### About this task
Once a line is found to contain "title", copy it out of the listing.

[Available records]

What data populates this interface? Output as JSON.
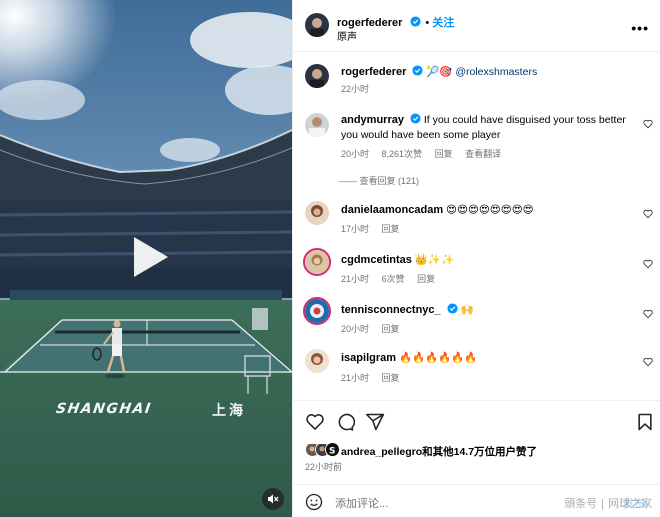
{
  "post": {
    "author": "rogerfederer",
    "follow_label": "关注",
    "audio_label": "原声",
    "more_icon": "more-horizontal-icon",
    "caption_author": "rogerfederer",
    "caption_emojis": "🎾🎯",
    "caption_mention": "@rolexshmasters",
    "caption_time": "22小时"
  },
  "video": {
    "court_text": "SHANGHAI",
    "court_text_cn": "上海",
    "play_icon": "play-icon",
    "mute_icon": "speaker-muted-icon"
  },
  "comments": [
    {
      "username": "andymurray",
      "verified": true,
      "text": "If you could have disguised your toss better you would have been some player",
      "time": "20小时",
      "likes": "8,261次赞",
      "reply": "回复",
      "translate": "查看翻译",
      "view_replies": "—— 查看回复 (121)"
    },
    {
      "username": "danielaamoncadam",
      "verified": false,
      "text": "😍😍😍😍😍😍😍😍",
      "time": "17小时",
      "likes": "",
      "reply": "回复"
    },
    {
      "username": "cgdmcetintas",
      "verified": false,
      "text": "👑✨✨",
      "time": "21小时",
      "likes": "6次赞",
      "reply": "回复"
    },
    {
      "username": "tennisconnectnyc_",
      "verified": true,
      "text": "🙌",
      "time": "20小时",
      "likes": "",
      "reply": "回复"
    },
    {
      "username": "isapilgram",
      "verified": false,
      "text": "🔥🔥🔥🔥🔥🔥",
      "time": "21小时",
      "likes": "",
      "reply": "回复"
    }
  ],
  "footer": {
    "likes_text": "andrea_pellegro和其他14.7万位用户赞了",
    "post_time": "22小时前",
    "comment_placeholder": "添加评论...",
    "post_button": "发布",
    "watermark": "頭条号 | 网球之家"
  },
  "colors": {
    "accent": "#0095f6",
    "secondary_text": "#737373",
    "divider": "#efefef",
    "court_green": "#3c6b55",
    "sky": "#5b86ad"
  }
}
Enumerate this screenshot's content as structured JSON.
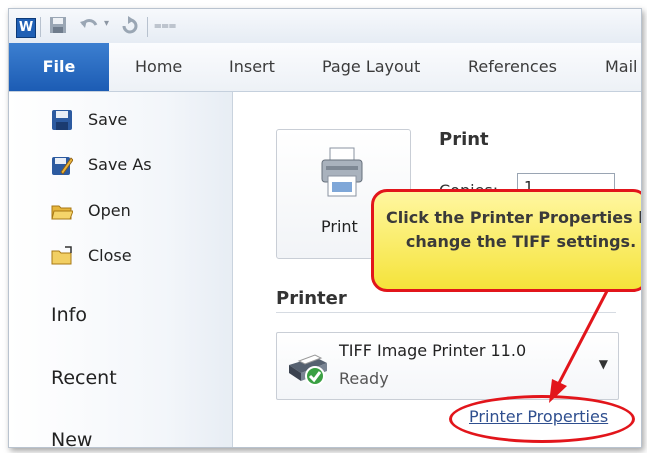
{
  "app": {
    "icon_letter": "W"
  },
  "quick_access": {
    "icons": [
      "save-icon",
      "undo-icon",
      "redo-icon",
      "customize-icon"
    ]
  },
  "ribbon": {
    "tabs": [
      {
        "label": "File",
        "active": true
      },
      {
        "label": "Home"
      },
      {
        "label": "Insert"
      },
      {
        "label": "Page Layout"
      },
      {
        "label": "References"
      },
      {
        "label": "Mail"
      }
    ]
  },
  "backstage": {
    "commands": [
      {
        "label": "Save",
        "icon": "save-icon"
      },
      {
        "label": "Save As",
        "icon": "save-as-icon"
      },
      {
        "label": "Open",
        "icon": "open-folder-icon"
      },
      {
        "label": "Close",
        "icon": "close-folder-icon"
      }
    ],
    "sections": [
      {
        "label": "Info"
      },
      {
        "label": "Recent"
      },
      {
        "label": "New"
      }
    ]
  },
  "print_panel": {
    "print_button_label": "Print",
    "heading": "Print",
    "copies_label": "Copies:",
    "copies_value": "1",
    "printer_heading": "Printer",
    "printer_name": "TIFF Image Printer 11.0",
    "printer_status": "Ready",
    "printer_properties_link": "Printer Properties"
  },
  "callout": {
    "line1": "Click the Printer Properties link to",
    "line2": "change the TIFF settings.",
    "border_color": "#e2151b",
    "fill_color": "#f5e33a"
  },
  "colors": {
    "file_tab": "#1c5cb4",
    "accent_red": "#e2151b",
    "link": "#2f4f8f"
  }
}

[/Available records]
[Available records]

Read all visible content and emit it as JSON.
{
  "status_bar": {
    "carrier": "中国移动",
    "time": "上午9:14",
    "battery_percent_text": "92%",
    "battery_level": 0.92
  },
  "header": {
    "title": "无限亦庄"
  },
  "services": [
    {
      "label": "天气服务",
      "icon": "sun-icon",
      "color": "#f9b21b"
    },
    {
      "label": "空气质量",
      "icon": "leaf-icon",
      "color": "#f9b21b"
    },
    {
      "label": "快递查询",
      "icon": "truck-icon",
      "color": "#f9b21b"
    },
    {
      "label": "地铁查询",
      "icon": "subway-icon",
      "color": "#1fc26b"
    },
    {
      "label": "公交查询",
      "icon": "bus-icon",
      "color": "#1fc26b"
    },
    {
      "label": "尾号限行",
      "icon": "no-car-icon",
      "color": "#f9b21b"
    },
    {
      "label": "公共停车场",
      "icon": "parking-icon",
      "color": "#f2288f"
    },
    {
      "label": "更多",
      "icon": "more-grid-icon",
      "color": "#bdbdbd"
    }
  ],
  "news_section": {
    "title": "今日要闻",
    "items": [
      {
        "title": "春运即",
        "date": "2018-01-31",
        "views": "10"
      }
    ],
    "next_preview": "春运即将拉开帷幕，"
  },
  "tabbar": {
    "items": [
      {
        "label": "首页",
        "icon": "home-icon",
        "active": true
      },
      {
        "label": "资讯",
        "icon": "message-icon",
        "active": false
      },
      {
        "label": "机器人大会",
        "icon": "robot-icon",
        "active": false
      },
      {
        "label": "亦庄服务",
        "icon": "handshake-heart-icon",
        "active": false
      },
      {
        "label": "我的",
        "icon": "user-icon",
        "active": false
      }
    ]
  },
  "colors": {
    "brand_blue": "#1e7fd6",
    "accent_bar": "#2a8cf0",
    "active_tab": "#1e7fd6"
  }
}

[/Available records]
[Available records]

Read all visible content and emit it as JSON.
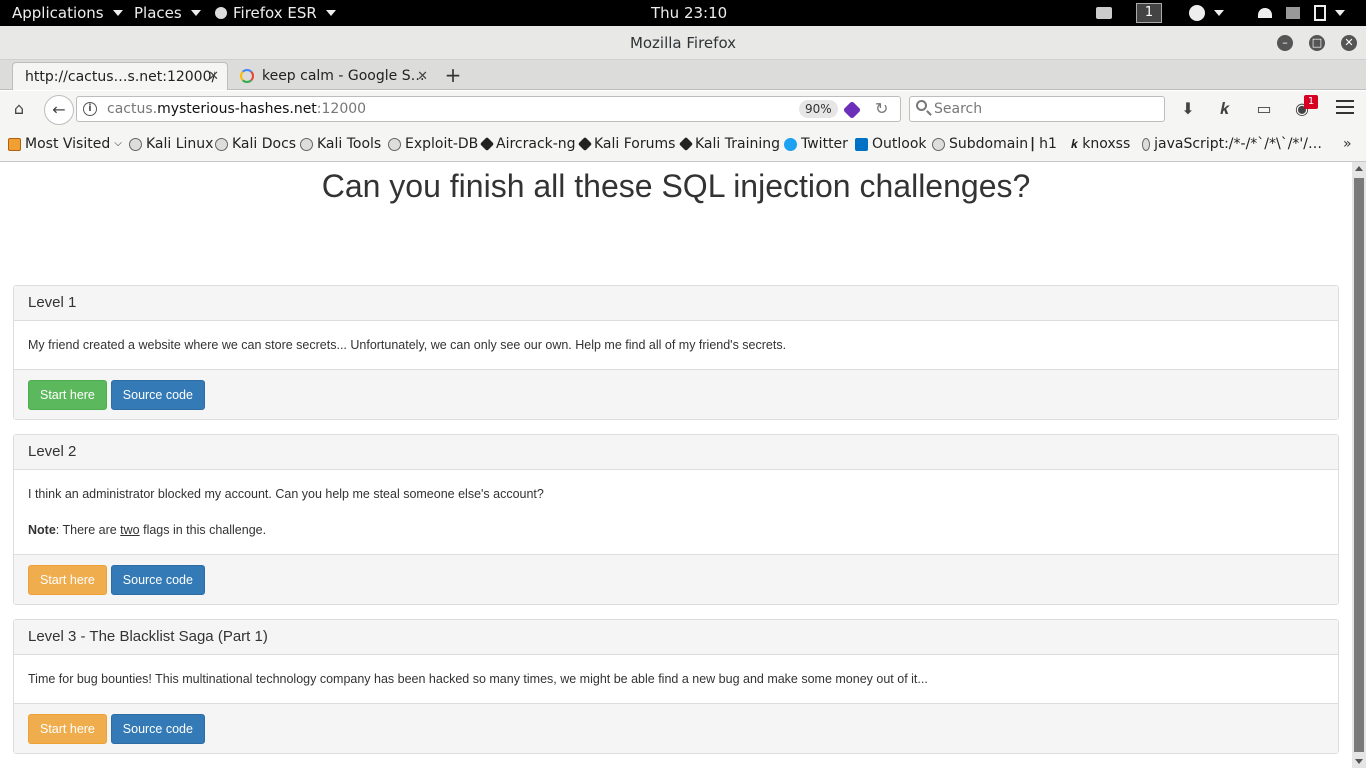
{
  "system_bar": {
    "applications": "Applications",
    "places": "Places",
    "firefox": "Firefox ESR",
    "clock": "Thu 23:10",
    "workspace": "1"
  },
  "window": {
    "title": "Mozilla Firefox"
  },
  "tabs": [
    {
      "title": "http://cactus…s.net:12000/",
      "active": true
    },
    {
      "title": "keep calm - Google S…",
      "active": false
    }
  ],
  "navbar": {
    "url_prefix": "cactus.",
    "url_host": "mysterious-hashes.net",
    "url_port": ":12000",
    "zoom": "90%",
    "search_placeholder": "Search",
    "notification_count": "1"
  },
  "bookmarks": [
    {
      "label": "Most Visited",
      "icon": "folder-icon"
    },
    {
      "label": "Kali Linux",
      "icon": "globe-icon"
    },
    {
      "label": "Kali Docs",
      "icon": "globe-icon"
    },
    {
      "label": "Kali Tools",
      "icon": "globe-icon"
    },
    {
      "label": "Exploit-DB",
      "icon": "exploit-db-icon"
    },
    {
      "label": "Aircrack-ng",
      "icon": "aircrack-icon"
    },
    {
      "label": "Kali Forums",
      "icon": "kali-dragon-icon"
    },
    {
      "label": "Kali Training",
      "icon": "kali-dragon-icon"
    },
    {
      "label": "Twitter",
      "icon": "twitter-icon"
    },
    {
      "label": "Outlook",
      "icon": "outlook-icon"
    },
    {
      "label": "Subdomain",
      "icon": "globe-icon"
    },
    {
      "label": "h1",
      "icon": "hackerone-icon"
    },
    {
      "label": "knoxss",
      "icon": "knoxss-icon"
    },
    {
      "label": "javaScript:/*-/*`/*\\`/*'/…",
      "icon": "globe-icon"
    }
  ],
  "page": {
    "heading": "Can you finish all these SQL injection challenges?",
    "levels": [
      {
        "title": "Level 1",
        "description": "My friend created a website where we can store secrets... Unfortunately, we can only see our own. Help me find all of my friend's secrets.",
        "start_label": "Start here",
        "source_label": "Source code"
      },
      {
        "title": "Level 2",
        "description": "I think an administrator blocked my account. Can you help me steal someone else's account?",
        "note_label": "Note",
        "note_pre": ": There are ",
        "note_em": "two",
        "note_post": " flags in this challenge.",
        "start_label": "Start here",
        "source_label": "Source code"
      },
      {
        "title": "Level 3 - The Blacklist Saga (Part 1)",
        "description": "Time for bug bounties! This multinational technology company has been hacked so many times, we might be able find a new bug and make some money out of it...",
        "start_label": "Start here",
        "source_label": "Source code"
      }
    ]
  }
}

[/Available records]

### Written response
    "title": "无限亦庄"
    "title": "今日要闻",
        "title": "春运即",
    "title": "Mozilla Firefox"
      "title": "http://cactus…s.net:12000/",
      "title": "keep calm - Google S…",
        "title": "Level 1",
        "title": "Level 2",
        "title": "Level 3 - The Blacklist Saga (Part 1)",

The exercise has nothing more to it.